[Work to complete]
The records that follow must be repeated verbatim, every one of them.
BEGIN Source records
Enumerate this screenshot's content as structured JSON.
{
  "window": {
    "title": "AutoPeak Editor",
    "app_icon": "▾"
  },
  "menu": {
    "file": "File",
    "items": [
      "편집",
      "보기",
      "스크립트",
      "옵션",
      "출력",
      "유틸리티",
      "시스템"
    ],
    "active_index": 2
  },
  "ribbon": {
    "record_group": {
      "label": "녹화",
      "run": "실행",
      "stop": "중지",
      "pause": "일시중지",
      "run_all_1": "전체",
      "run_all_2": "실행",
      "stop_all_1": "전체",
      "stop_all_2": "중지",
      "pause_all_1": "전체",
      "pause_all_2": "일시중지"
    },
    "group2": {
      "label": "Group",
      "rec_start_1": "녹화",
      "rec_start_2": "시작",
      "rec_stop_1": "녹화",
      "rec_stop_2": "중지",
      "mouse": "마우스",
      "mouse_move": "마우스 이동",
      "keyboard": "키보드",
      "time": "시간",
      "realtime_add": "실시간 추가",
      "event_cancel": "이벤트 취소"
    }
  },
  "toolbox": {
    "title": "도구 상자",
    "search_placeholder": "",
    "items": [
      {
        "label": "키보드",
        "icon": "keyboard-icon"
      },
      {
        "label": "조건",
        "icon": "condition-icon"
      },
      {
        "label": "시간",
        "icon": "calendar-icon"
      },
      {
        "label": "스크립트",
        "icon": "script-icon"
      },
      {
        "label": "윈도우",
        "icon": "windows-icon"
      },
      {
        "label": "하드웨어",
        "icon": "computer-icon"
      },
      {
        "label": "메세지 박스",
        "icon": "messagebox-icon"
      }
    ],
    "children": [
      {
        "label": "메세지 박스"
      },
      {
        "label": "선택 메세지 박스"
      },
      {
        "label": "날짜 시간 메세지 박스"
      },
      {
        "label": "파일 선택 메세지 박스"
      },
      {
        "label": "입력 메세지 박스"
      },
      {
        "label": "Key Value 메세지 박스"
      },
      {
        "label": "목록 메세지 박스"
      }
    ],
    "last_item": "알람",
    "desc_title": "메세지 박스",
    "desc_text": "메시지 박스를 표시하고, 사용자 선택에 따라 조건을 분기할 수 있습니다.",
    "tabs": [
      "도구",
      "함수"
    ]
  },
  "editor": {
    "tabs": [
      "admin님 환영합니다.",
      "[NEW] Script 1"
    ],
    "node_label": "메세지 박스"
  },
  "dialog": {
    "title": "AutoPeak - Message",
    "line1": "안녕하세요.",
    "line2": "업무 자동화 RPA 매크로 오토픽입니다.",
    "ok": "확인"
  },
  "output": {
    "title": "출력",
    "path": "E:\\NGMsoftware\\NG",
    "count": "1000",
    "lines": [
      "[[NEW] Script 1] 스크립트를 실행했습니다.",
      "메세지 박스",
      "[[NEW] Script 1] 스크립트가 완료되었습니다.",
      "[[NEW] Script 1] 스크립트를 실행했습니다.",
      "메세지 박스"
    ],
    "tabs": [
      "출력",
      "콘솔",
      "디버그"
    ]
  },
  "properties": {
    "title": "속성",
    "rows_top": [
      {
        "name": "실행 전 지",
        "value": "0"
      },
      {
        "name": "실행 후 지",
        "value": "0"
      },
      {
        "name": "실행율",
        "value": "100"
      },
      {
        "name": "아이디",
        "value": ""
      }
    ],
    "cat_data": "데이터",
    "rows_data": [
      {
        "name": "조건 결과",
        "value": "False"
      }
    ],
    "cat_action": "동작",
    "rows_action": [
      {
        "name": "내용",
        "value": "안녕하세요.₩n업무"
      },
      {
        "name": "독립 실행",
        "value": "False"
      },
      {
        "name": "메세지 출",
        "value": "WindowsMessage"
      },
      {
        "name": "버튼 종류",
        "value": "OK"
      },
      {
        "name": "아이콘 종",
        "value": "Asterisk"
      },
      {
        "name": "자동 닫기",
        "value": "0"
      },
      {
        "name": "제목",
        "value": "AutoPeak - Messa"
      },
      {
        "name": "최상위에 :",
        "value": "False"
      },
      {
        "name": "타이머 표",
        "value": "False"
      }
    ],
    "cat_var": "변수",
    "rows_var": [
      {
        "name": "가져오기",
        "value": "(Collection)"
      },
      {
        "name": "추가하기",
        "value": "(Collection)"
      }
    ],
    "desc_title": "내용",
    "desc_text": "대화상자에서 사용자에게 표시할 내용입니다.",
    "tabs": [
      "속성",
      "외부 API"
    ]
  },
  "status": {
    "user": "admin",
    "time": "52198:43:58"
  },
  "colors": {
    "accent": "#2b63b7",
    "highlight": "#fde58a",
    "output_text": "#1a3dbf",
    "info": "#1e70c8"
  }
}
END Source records
[Written response]
Enumerate this screenshot's content as structured JSON.
{
  "window": {
    "title": "AutoPeak Editor",
    "app_icon": "▾"
  },
  "menu": {
    "file": "File",
    "items": [
      "편집",
      "보기",
      "스크립트",
      "옵션",
      "출력",
      "유틸리티",
      "시스템"
    ],
    "active_index": 2
  },
  "ribbon": {
    "record_group": {
      "label": "녹화",
      "run": "실행",
      "stop": "중지",
      "pause": "일시중지",
      "run_all_1": "전체",
      "run_all_2": "실행",
      "stop_all_1": "전체",
      "stop_all_2": "중지",
      "pause_all_1": "전체",
      "pause_all_2": "일시중지"
    },
    "group2": {
      "label": "Group",
      "rec_start_1": "녹화",
      "rec_start_2": "시작",
      "rec_stop_1": "녹화",
      "rec_stop_2": "중지",
      "mouse": "마우스",
      "mouse_move": "마우스 이동",
      "keyboard": "키보드",
      "time": "시간",
      "realtime_add": "실시간 추가",
      "event_cancel": "이벤트 취소"
    }
  },
  "toolbox": {
    "title": "도구 상자",
    "search_placeholder": "",
    "items": [
      {
        "label": "키보드",
        "icon": "keyboard-icon"
      },
      {
        "label": "조건",
        "icon": "condition-icon"
      },
      {
        "label": "시간",
        "icon": "calendar-icon"
      },
      {
        "label": "스크립트",
        "icon": "script-icon"
      },
      {
        "label": "윈도우",
        "icon": "windows-icon"
      },
      {
        "label": "하드웨어",
        "icon": "computer-icon"
      },
      {
        "label": "메세지 박스",
        "icon": "messagebox-icon"
      }
    ],
    "children": [
      {
        "label": "메세지 박스"
      },
      {
        "label": "선택 메세지 박스"
      },
      {
        "label": "날짜 시간 메세지 박스"
      },
      {
        "label": "파일 선택 메세지 박스"
      },
      {
        "label": "입력 메세지 박스"
      },
      {
        "label": "Key Value 메세지 박스"
      },
      {
        "label": "목록 메세지 박스"
      }
    ],
    "last_item": "알람",
    "desc_title": "메세지 박스",
    "desc_text": "메시지 박스를 표시하고, 사용자 선택에 따라 조건을 분기할 수 있습니다.",
    "tabs": [
      "도구",
      "함수"
    ]
  },
  "editor": {
    "tabs": [
      "admin님 환영합니다.",
      "[NEW] Script 1"
    ],
    "node_label": "메세지 박스"
  },
  "dialog": {
    "title": "AutoPeak - Message",
    "line1": "안녕하세요.",
    "line2": "업무 자동화 RPA 매크로 오토픽입니다.",
    "ok": "확인"
  },
  "output": {
    "title": "출력",
    "path": "E:\\NGMsoftware\\NG",
    "count": "1000",
    "lines": [
      "[[NEW] Script 1] 스크립트를 실행했습니다.",
      "메세지 박스",
      "[[NEW] Script 1] 스크립트가 완료되었습니다.",
      "[[NEW] Script 1] 스크립트를 실행했습니다.",
      "메세지 박스"
    ],
    "tabs": [
      "출력",
      "콘솔",
      "디버그"
    ]
  },
  "properties": {
    "title": "속성",
    "rows_top": [
      {
        "name": "실행 전 지",
        "value": "0"
      },
      {
        "name": "실행 후 지",
        "value": "0"
      },
      {
        "name": "실행율",
        "value": "100"
      },
      {
        "name": "아이디",
        "value": ""
      }
    ],
    "cat_data": "데이터",
    "rows_data": [
      {
        "name": "조건 결과",
        "value": "False"
      }
    ],
    "cat_action": "동작",
    "rows_action": [
      {
        "name": "내용",
        "value": "안녕하세요.₩n업무"
      },
      {
        "name": "독립 실행",
        "value": "False"
      },
      {
        "name": "메세지 출",
        "value": "WindowsMessage"
      },
      {
        "name": "버튼 종류",
        "value": "OK"
      },
      {
        "name": "아이콘 종",
        "value": "Asterisk"
      },
      {
        "name": "자동 닫기",
        "value": "0"
      },
      {
        "name": "제목",
        "value": "AutoPeak - Messa"
      },
      {
        "name": "최상위에 :",
        "value": "False"
      },
      {
        "name": "타이머 표",
        "value": "False"
      }
    ],
    "cat_var": "변수",
    "rows_var": [
      {
        "name": "가져오기",
        "value": "(Collection)"
      },
      {
        "name": "추가하기",
        "value": "(Collection)"
      }
    ],
    "desc_title": "내용",
    "desc_text": "대화상자에서 사용자에게 표시할 내용입니다.",
    "tabs": [
      "속성",
      "외부 API"
    ]
  },
  "status": {
    "user": "admin",
    "time": "52198:43:58"
  },
  "colors": {
    "accent": "#2b63b7",
    "highlight": "#fde58a",
    "output_text": "#1a3dbf",
    "info": "#1e70c8"
  }
}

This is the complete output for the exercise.